“We haven’t even had it once,” I say softly.
Danny turns away from the glass doors, leans against them and swallows hard, staring at a new video on MTV.
I look away from him, following his gaze to the TV screen. A young girl in a black bikini is being terrorized by three muscular, near-naked masked men, all playing guitars. The girl runs into a room and starts to claw at venetian blinds as fog or smoke starts to pour into the room. The video ends, resolved in some way, and I turn back to look at Danny. He’s still staring at the TV. A commercial for the Lost Weekend with Van Halen contest. David Lee Roth, looking stoned and with two sparsely dressed girls sitting on either side of him, leers into the camera and asks, “How about a little ‘oyride in my limo?” I look back over at Danny.
“Just don’t leave,” I sigh, not caring if I sound pathetic.
“I signed up for that,” he says, sunglasses still on.
I reach over, disconnecting the phone, and think about the window wipers being snapped off.
“So you signed up for the Lost Weekend contest?” I ask. “Is that what we were talking about?”
I’m having lunch with Sheldon in a restaurant on Melrose. It’s noon and the restaurant is already crowded and quiet. Soft rock plays over a stereo system. Cool air drifts from three large slowly spinning silver fans hooked to the ceiling. Sheldon sips Perrier and I wait for his response. He sets down the large iced glass and looks out the window and actually stares at a palm tree, which I find momentarily distressing.
“Sheldon?” I say.
“Two weeks?” he asks.

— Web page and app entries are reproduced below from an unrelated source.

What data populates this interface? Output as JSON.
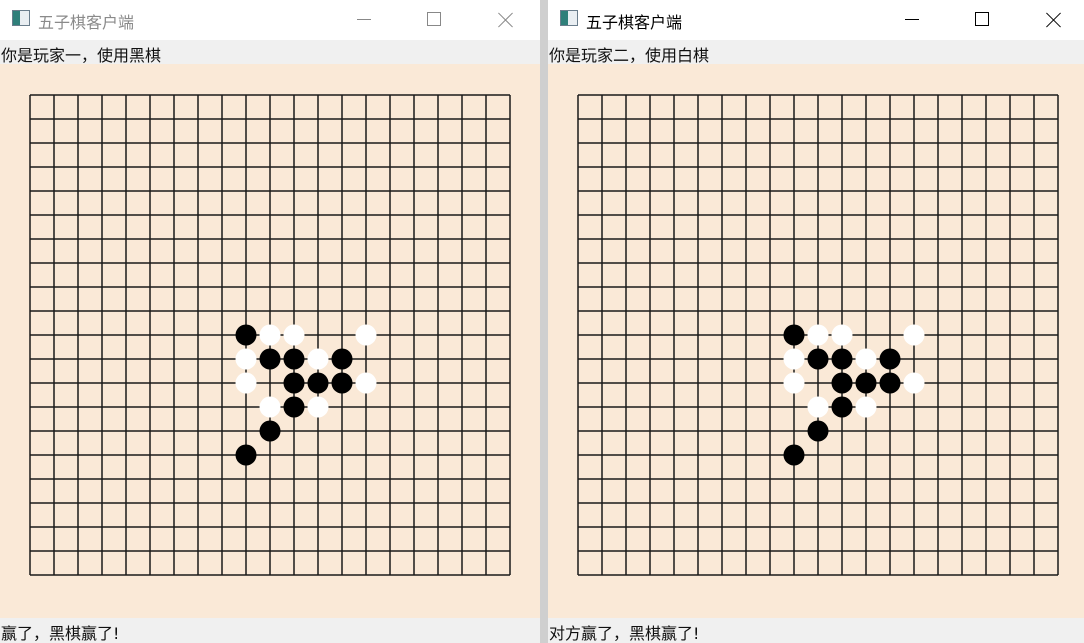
{
  "windows": [
    {
      "title": "五子棋客户端",
      "player_label": "你是玩家一，使用黑棋",
      "status_text": "赢了，黑棋赢了!",
      "active": false
    },
    {
      "title": "五子棋客户端",
      "player_label": "你是玩家二，使用白棋",
      "status_text": "对方赢了，黑棋赢了!",
      "active": true
    }
  ],
  "board": {
    "lines": 21,
    "line_color": "#1a1a1a",
    "background": "#fae9d7",
    "black_color": "#000000",
    "white_color": "#ffffff",
    "black_stones": [
      [
        9,
        10
      ],
      [
        10,
        11
      ],
      [
        11,
        11
      ],
      [
        13,
        11
      ],
      [
        11,
        12
      ],
      [
        12,
        12
      ],
      [
        13,
        12
      ],
      [
        11,
        13
      ],
      [
        10,
        14
      ],
      [
        9,
        15
      ]
    ],
    "white_stones": [
      [
        10,
        10
      ],
      [
        11,
        10
      ],
      [
        14,
        10
      ],
      [
        9,
        11
      ],
      [
        12,
        11
      ],
      [
        9,
        12
      ],
      [
        14,
        12
      ],
      [
        10,
        13
      ],
      [
        12,
        13
      ]
    ]
  }
}
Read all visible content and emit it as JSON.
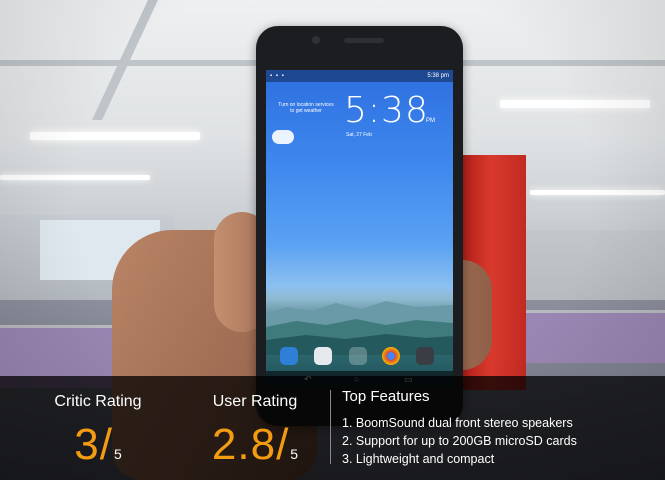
{
  "phone_screen": {
    "status_right": "5:38 pm",
    "weather_text": "Turn on location services to get weather",
    "time": "5:38",
    "ampm": "PM",
    "date": "Sat, 27 Feb",
    "nav_back": "↶",
    "nav_home": "○",
    "nav_recent": "▭"
  },
  "critic_rating": {
    "label": "Critic Rating",
    "score": "3",
    "slash": "/",
    "out_of": "5"
  },
  "user_rating": {
    "label": "User Rating",
    "score": "2.8",
    "slash": "/",
    "out_of": "5"
  },
  "top_features": {
    "title": "Top Features",
    "items": [
      "1. BoomSound dual front stereo speakers",
      "2. Support for up to 200GB microSD cards",
      "3. Lightweight and compact"
    ]
  },
  "colors": {
    "accent": "#f39c12",
    "overlay": "#000000"
  },
  "icons": [
    "phone-app-icon",
    "messages-app-icon",
    "apps-grid-icon",
    "chrome-app-icon",
    "camera-app-icon"
  ]
}
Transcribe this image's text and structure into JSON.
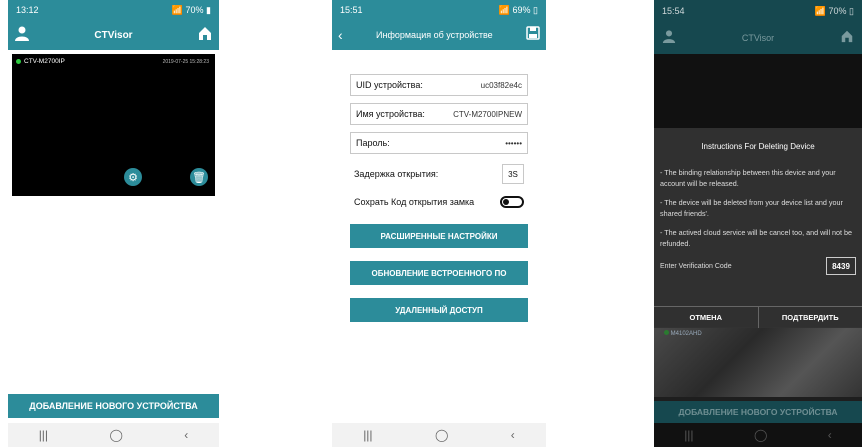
{
  "phone1": {
    "status_time": "13:12",
    "status_battery": "70%",
    "app_title": "CTVisor",
    "camera_name": "CTV-M2700IP",
    "camera_timestamp": "2019-07-25 15:28:23",
    "add_device_button": "ДОБАВЛЕНИЕ НОВОГО УСТРОЙСТВА"
  },
  "phone2": {
    "status_time": "15:51",
    "status_battery": "69%",
    "title": "Информация об устройстве",
    "fields": [
      {
        "label": "UID устройства:",
        "value": "uc03f82e4c"
      },
      {
        "label": "Имя устройства:",
        "value": "CTV-M2700IPNEW"
      },
      {
        "label": "Пароль:",
        "value": "••••••"
      }
    ],
    "delay_label": "Задержка открытия:",
    "delay_value": "3S",
    "save_code_label": "Сохрать Код открытия замка",
    "buttons": [
      "РАСШИРЕННЫЕ НАСТРОЙКИ",
      "ОБНОВЛЕНИЕ ВСТРОЕННОГО ПО",
      "УДАЛЕННЫЙ ДОСТУП"
    ]
  },
  "phone3": {
    "status_time": "15:54",
    "status_battery": "70%",
    "app_title": "CTVisor",
    "dialog": {
      "title": "Instructions For Deleting Device",
      "lines": [
        "- The binding relationship between this device and your account will be released.",
        "- The device will be deleted from your device list and your shared friends'.",
        "- The actived cloud service will be cancel too, and will not be refunded."
      ],
      "code_label": "Enter Verification Code",
      "code_value": "8439",
      "cancel": "ОТМЕНА",
      "confirm": "ПОДТВЕРДИТЬ"
    },
    "bg_camera_name": "M4102AHD",
    "add_device_button": "ДОБАВЛЕНИЕ НОВОГО УСТРОЙСТВА"
  },
  "nav": {
    "recent": "|||",
    "home": "◯",
    "back": "‹"
  },
  "colors": {
    "accent": "#2c8c9a"
  }
}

“I’ll take one if that’s all you can get me.” I’m looking at my plate: a huge, uneaten Caesar salad.
“What is this week for? Where are you going?” Sheldon seems actually concerned.
“I want to go somewhere.” I shrug. “Just take some time off.”
“Where is somewhere? Jesus, Cheryl.”
“I don’t know where somewhere is, Sheldon.”
“Are you falling apart on me, baby?” Sheldon asks.
“What is this, Sheldon? What the f**k’s going on? Can you get me the week off or not?” I pick up a spoon, stab at the salad, lift lettuce to my mouth. It falls off, back onto the plate. I put the spoon down. Sheldon looks at me, so bewildered that I have to turn away.
“You know, um, I’ll try,” Sheldon says soothingly, still stunned. “You know I’d do anything for you.”
“You’ll try?” I ask, incredulous.
“You lack faith. That’s your problem,” Sheldon says. “You lack faith. And you haven’t joined a gym.”
“My agent is telling me that I lack faith?” I ask. “My life must really be a disaster.”
“You should work out.” Sheldon sighs. “I don’t lack faith, Sheldon. I just need to go to Las Cruces for a week.” I start to pick at the salad again, making sure Sheldon notices I’ve picked up a fork. “I used to work out,” I mutter. “I used to work out all the time.”
“I’ll see what I can do. I’ll talk to Jerry. And Jerry will talk to Evan. But you know what they say.” Sheldon sighs, looking out at the palm tree. “Can’t get water from the sun.”
“What the hell are you talking about?” I say, then, “Are you on dope or something, Sheldon?”
The check comes and Sheldon pulls out his wallet and then a credit card.
“You still living with that pretty boy?” he asks with what sounds like definite disdain.
“I like him, Sheldon,” I say and then, with less confidence, “He likes me.”
“I’m sure. I’m sure he does, Cheryl,” Sheldon says. “You didn’t want dessert, did you?”
I shake my head, tempted, finally, to eat the rest of the unfinished salad, but the waiter comes and takes the plate away. Everyone in the restaurant, it feels, recognizes me.
“Turn that frown upside down,” Sheldon says. He’s putting his wallet back in his pocket.
“What would that get me—an upside-down frown, what?” From the way Sheldon is looking at me, I try to smile and put my napkin on the table, mimicking a normal person.
“Your phone has been, um, busy lately,” Sheldon mentions softly.
“You can get hold of me at the station,” I say. “It doesn’t mean anything.”
“Talk to William lately?”
“I don’t think I want to talk to William.”